    Posted in 438-9, Alan Donald, apartheid, Hansie Cronje, Johannesburg, Kepler Wessels, Newlands, Proteas, South Africa | Leave a Comment »

    APOLOGIES!

    Posted by wildkiwi25 on June 16, 2008

    To all my fans and readers of my cricket blog,

    I apologise for not publishing any content for the last 3 or so weeks now, due to issues in my personal life I’ve needed to switch my focus from this blogsite to my personal issues temporarily. Within the week I will begin posting articles as usual. Also I invite other cricket fans to be co-authors for materials published on my site as this will greatly enhance the quality of my site and will be an excellent aid in its progress.

    Look forward to hearing from you all and don’t worry this blogsite will definetly be up and running again very shortly:)

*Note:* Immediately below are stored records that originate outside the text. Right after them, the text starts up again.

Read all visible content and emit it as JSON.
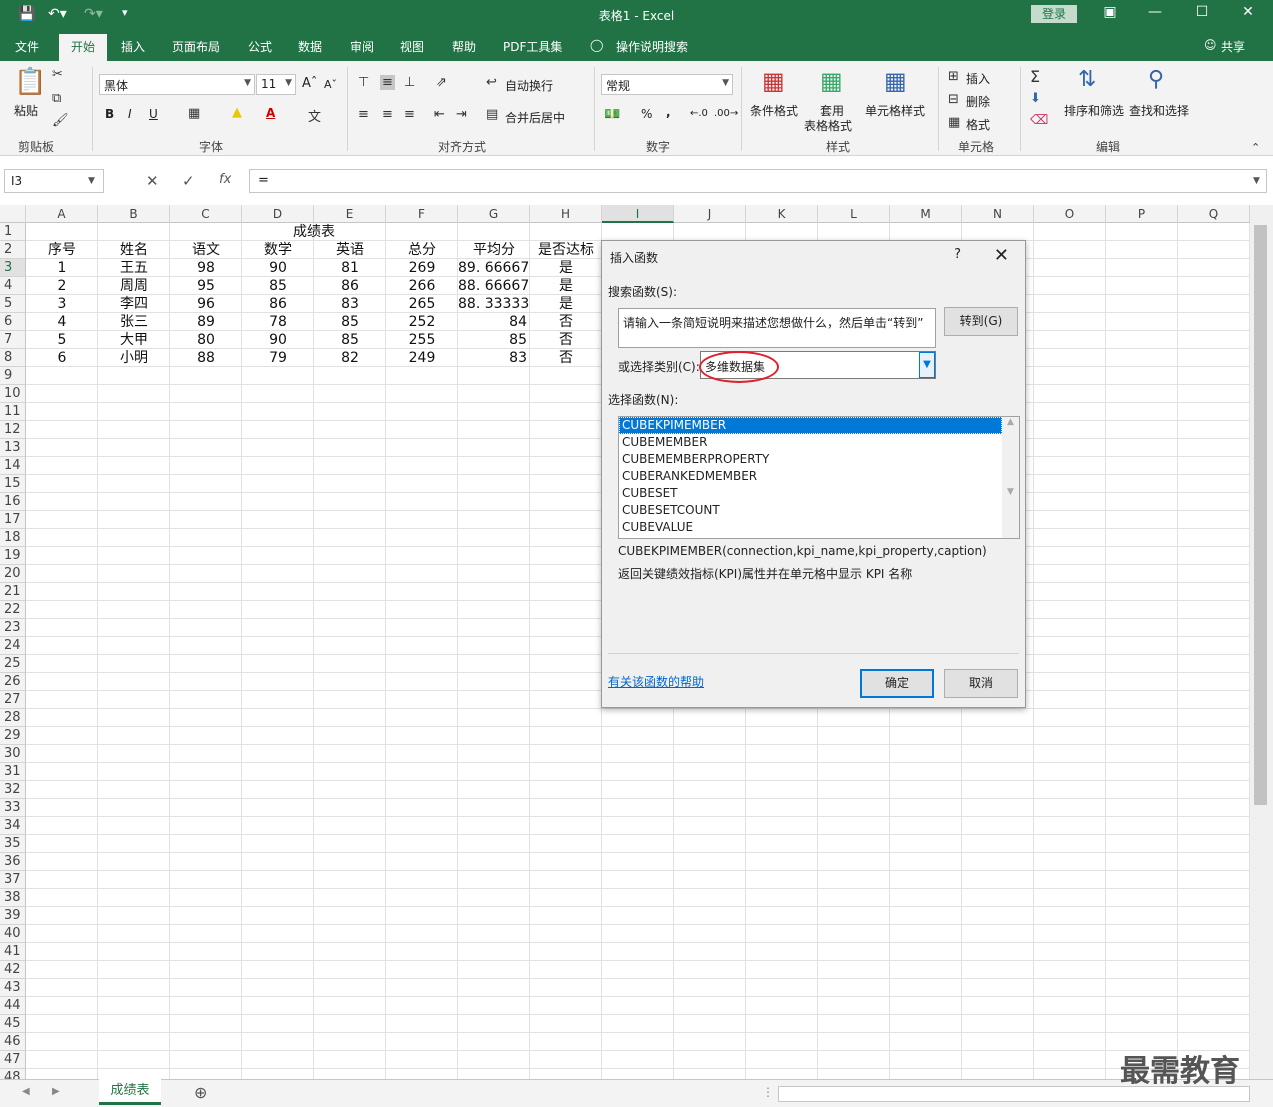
{
  "window": {
    "title": "表格1  -  Excel",
    "login_label": "登录"
  },
  "ribbon_tabs": [
    "文件",
    "开始",
    "插入",
    "页面布局",
    "公式",
    "数据",
    "审阅",
    "视图",
    "帮助",
    "PDF工具集",
    "操作说明搜索"
  ],
  "share_label": "共享",
  "clipboard": {
    "paste": "粘贴",
    "group": "剪贴板"
  },
  "font": {
    "name": "黑体",
    "size": "11",
    "group": "字体",
    "bold": "B",
    "italic": "I",
    "underline": "U"
  },
  "alignment": {
    "wrap": "自动换行",
    "merge": "合并后居中",
    "group": "对齐方式"
  },
  "number": {
    "format": "常规",
    "group": "数字",
    "percent": "%",
    "comma": ","
  },
  "styles": {
    "conditional": "条件格式",
    "table1": "套用",
    "table2": "表格格式",
    "cell_styles": "单元格样式",
    "group": "样式"
  },
  "cells": {
    "insert": "插入",
    "delete": "删除",
    "format": "格式",
    "group": "单元格"
  },
  "editing": {
    "sort": "排序和筛选",
    "find": "查找和选择",
    "group": "编辑"
  },
  "formula_bar": {
    "name_box": "I3",
    "formula": "="
  },
  "columns": [
    "A",
    "B",
    "C",
    "D",
    "E",
    "F",
    "G",
    "H",
    "I",
    "J",
    "K",
    "L",
    "M",
    "N",
    "O",
    "P",
    "Q"
  ],
  "sheet": {
    "title": "成绩表",
    "headers": [
      "序号",
      "姓名",
      "语文",
      "数学",
      "英语",
      "总分",
      "平均分",
      "是否达标"
    ],
    "rows": [
      [
        "1",
        "王五",
        "98",
        "90",
        "81",
        "269",
        "89. 66667",
        "是"
      ],
      [
        "2",
        "周周",
        "95",
        "85",
        "86",
        "266",
        "88. 66667",
        "是"
      ],
      [
        "3",
        "李四",
        "96",
        "86",
        "83",
        "265",
        "88. 33333",
        "是"
      ],
      [
        "4",
        "张三",
        "89",
        "78",
        "85",
        "252",
        "84",
        "否"
      ],
      [
        "5",
        "大甲",
        "80",
        "90",
        "85",
        "255",
        "85",
        "否"
      ],
      [
        "6",
        "小明",
        "88",
        "79",
        "82",
        "249",
        "83",
        "否"
      ]
    ],
    "tab_name": "成绩表"
  },
  "dialog": {
    "title": "插入函数",
    "help": "?",
    "search_label": "搜索函数(S):",
    "search_text": "请输入一条简短说明来描述您想做什么，然后单击“转到”",
    "go_button": "转到(G)",
    "category_label": "或选择类别(C):",
    "category_value": "多维数据集",
    "select_label": "选择函数(N):",
    "functions": [
      "CUBEKPIMEMBER",
      "CUBEMEMBER",
      "CUBEMEMBERPROPERTY",
      "CUBERANKEDMEMBER",
      "CUBESET",
      "CUBESETCOUNT",
      "CUBEVALUE"
    ],
    "signature": "CUBEKPIMEMBER(connection,kpi_name,kpi_property,caption)",
    "description": "返回关键绩效指标(KPI)属性并在单元格中显示 KPI 名称",
    "help_link": "有关该函数的帮助",
    "ok": "确定",
    "cancel": "取消"
  },
  "watermark": "最需教育"
}
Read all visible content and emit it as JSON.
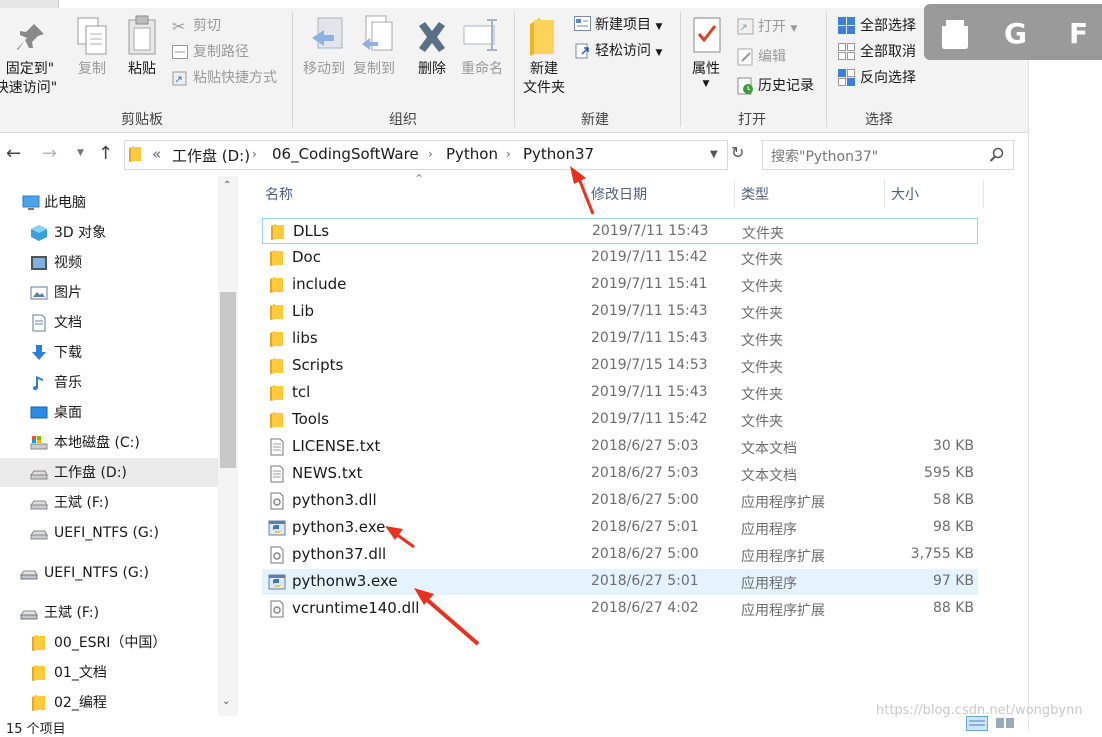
{
  "ribbon": {
    "pin": {
      "line1": "固定到\"",
      "line2": "快速访问\""
    },
    "copy": "复制",
    "paste": "粘贴",
    "cut": "剪切",
    "copy_path": "复制路径",
    "paste_shortcut": "粘贴快捷方式",
    "move_to": "移动到",
    "copy_to": "复制到",
    "delete": "删除",
    "rename": "重命名",
    "new_folder": {
      "line1": "新建",
      "line2": "文件夹"
    },
    "new_item": "新建项目",
    "easy_access": "轻松访问",
    "properties": "属性",
    "open": "打开",
    "edit": "编辑",
    "history": "历史记录",
    "select_all": "全部选择",
    "select_none": "全部取消",
    "invert_selection": "反向选择",
    "groups": {
      "clipboard": "剪贴板",
      "organize": "组织",
      "new": "新建",
      "open": "打开",
      "select": "选择"
    }
  },
  "overlay_letters": [
    "G",
    "F"
  ],
  "address": {
    "chevron": "«",
    "crumbs": [
      "工作盘 (D:)",
      "06_CodingSoftWare",
      "Python",
      "Python37"
    ],
    "search_placeholder": "搜索\"Python37\""
  },
  "nav": [
    {
      "label": "此电脑",
      "icon": "computer-icon"
    },
    {
      "label": "3D 对象",
      "icon": "3d-objects-icon"
    },
    {
      "label": "视频",
      "icon": "video-icon"
    },
    {
      "label": "图片",
      "icon": "pictures-icon"
    },
    {
      "label": "文档",
      "icon": "documents-icon"
    },
    {
      "label": "下载",
      "icon": "download-icon"
    },
    {
      "label": "音乐",
      "icon": "music-icon"
    },
    {
      "label": "桌面",
      "icon": "desktop-icon"
    },
    {
      "label": "本地磁盘 (C:)",
      "icon": "drive-c-icon"
    },
    {
      "label": "工作盘 (D:)",
      "icon": "drive-icon"
    },
    {
      "label": "王斌 (F:)",
      "icon": "drive-icon"
    },
    {
      "label": "UEFI_NTFS (G:)",
      "icon": "drive-icon"
    },
    {
      "label": "UEFI_NTFS (G:)",
      "icon": "usb-drive-icon"
    },
    {
      "label": "王斌 (F:)",
      "icon": "usb-drive-icon"
    },
    {
      "label": "00_ESRI（中国）",
      "icon": "folder-icon"
    },
    {
      "label": "01_文档",
      "icon": "folder-icon"
    },
    {
      "label": "02_编程",
      "icon": "folder-icon"
    }
  ],
  "columns": {
    "name": "名称",
    "date": "修改日期",
    "type": "类型",
    "size": "大小"
  },
  "files": [
    {
      "name": "DLLs",
      "date": "2019/7/11 15:43",
      "type": "文件夹",
      "size": "",
      "icon": "folder-icon"
    },
    {
      "name": "Doc",
      "date": "2019/7/11 15:42",
      "type": "文件夹",
      "size": "",
      "icon": "folder-icon"
    },
    {
      "name": "include",
      "date": "2019/7/11 15:41",
      "type": "文件夹",
      "size": "",
      "icon": "folder-icon"
    },
    {
      "name": "Lib",
      "date": "2019/7/11 15:43",
      "type": "文件夹",
      "size": "",
      "icon": "folder-icon"
    },
    {
      "name": "libs",
      "date": "2019/7/11 15:43",
      "type": "文件夹",
      "size": "",
      "icon": "folder-icon"
    },
    {
      "name": "Scripts",
      "date": "2019/7/15 14:53",
      "type": "文件夹",
      "size": "",
      "icon": "folder-icon"
    },
    {
      "name": "tcl",
      "date": "2019/7/11 15:43",
      "type": "文件夹",
      "size": "",
      "icon": "folder-icon"
    },
    {
      "name": "Tools",
      "date": "2019/7/11 15:42",
      "type": "文件夹",
      "size": "",
      "icon": "folder-icon"
    },
    {
      "name": "LICENSE.txt",
      "date": "2018/6/27 5:03",
      "type": "文本文档",
      "size": "30 KB",
      "icon": "text-file-icon"
    },
    {
      "name": "NEWS.txt",
      "date": "2018/6/27 5:03",
      "type": "文本文档",
      "size": "595 KB",
      "icon": "text-file-icon"
    },
    {
      "name": "python3.dll",
      "date": "2018/6/27 5:00",
      "type": "应用程序扩展",
      "size": "58 KB",
      "icon": "dll-file-icon"
    },
    {
      "name": "python3.exe",
      "date": "2018/6/27 5:01",
      "type": "应用程序",
      "size": "98 KB",
      "icon": "python-exe-icon"
    },
    {
      "name": "python37.dll",
      "date": "2018/6/27 5:00",
      "type": "应用程序扩展",
      "size": "3,755 KB",
      "icon": "dll-file-icon"
    },
    {
      "name": "pythonw3.exe",
      "date": "2018/6/27 5:01",
      "type": "应用程序",
      "size": "97 KB",
      "icon": "python-exe-icon"
    },
    {
      "name": "vcruntime140.dll",
      "date": "2018/6/27 4:02",
      "type": "应用程序扩展",
      "size": "88 KB",
      "icon": "dll-file-icon"
    }
  ],
  "status": {
    "item_count": "15 个项目"
  },
  "watermark": "https://blog.csdn.net/wongbynn",
  "colors": {
    "accent": "#0078d7",
    "arrow": "#e8321f",
    "folder": "#ffcb3d",
    "hover": "#e5f3ff"
  }
}
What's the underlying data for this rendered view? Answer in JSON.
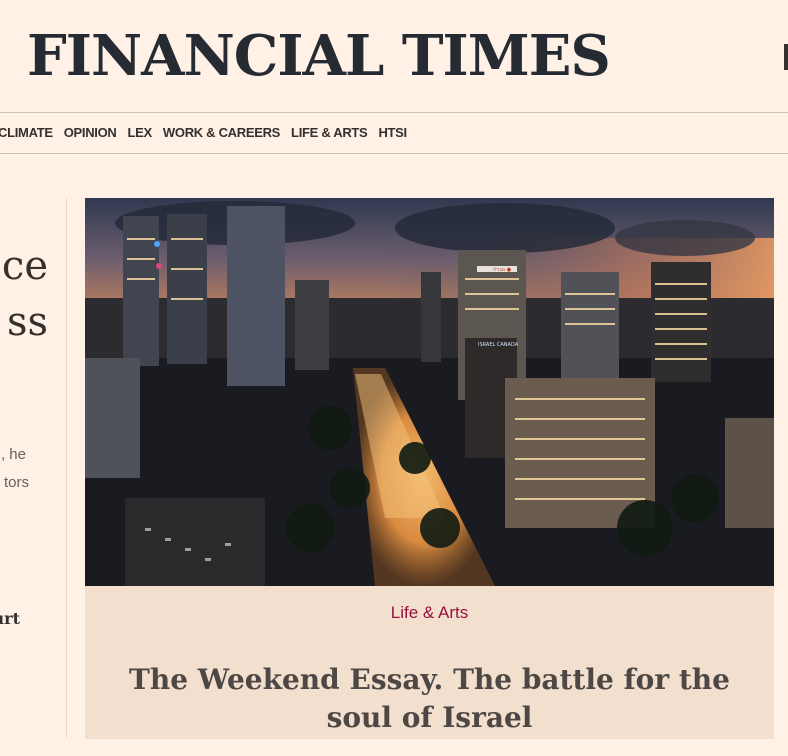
{
  "brand": {
    "name": "FINANCIAL TIMES"
  },
  "nav": {
    "items": [
      "CLIMATE",
      "OPINION",
      "LEX",
      "WORK & CAREERS",
      "LIFE & ARTS",
      "HTSI"
    ]
  },
  "left_column": {
    "headline_line1": "ce",
    "headline_line2": "ss",
    "body_line1": ", he",
    "body_line2": "tors",
    "link_text": "urt"
  },
  "feature": {
    "image_alt": "Aerial night view of Tel Aviv with crowds filling a street between tower blocks",
    "image_sign_1": "ISRAEL CANADA",
    "image_sign_2": "מגדלי ●",
    "section": "Life & Arts",
    "headline_bold": "The Weekend Essay.",
    "headline_rest": "The battle for the soul of Israel"
  },
  "colors": {
    "page_bg": "#fff1e5",
    "card_bg": "#f2dfce",
    "section_color": "#990f3d",
    "text_dark": "#33302e"
  }
}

    Posted in Uncategorized | 1 Comment »

    APOLOGIES!

    Posted by wildkiwi25 on June 15, 2008

    To all my fans and readers of my cricket blog,

    I apologise for not publishing any content for the last 3 or so weeks now, due to issues in my personal life I’ve needed to switch my focus from this blogsite to my personal issues temporarily. Within the week I will begin posting articles as usual. Also I invite other cricket fans to be co-authors for materials published on my site as this will greatly enhance the quality of my site and will be an excellent aid in its progress.

    Look forward to hearing from you all and don’t worry this blogsite will definetly be up and running again very shortly:)

    Posted in Uncategorized | 1 Comment »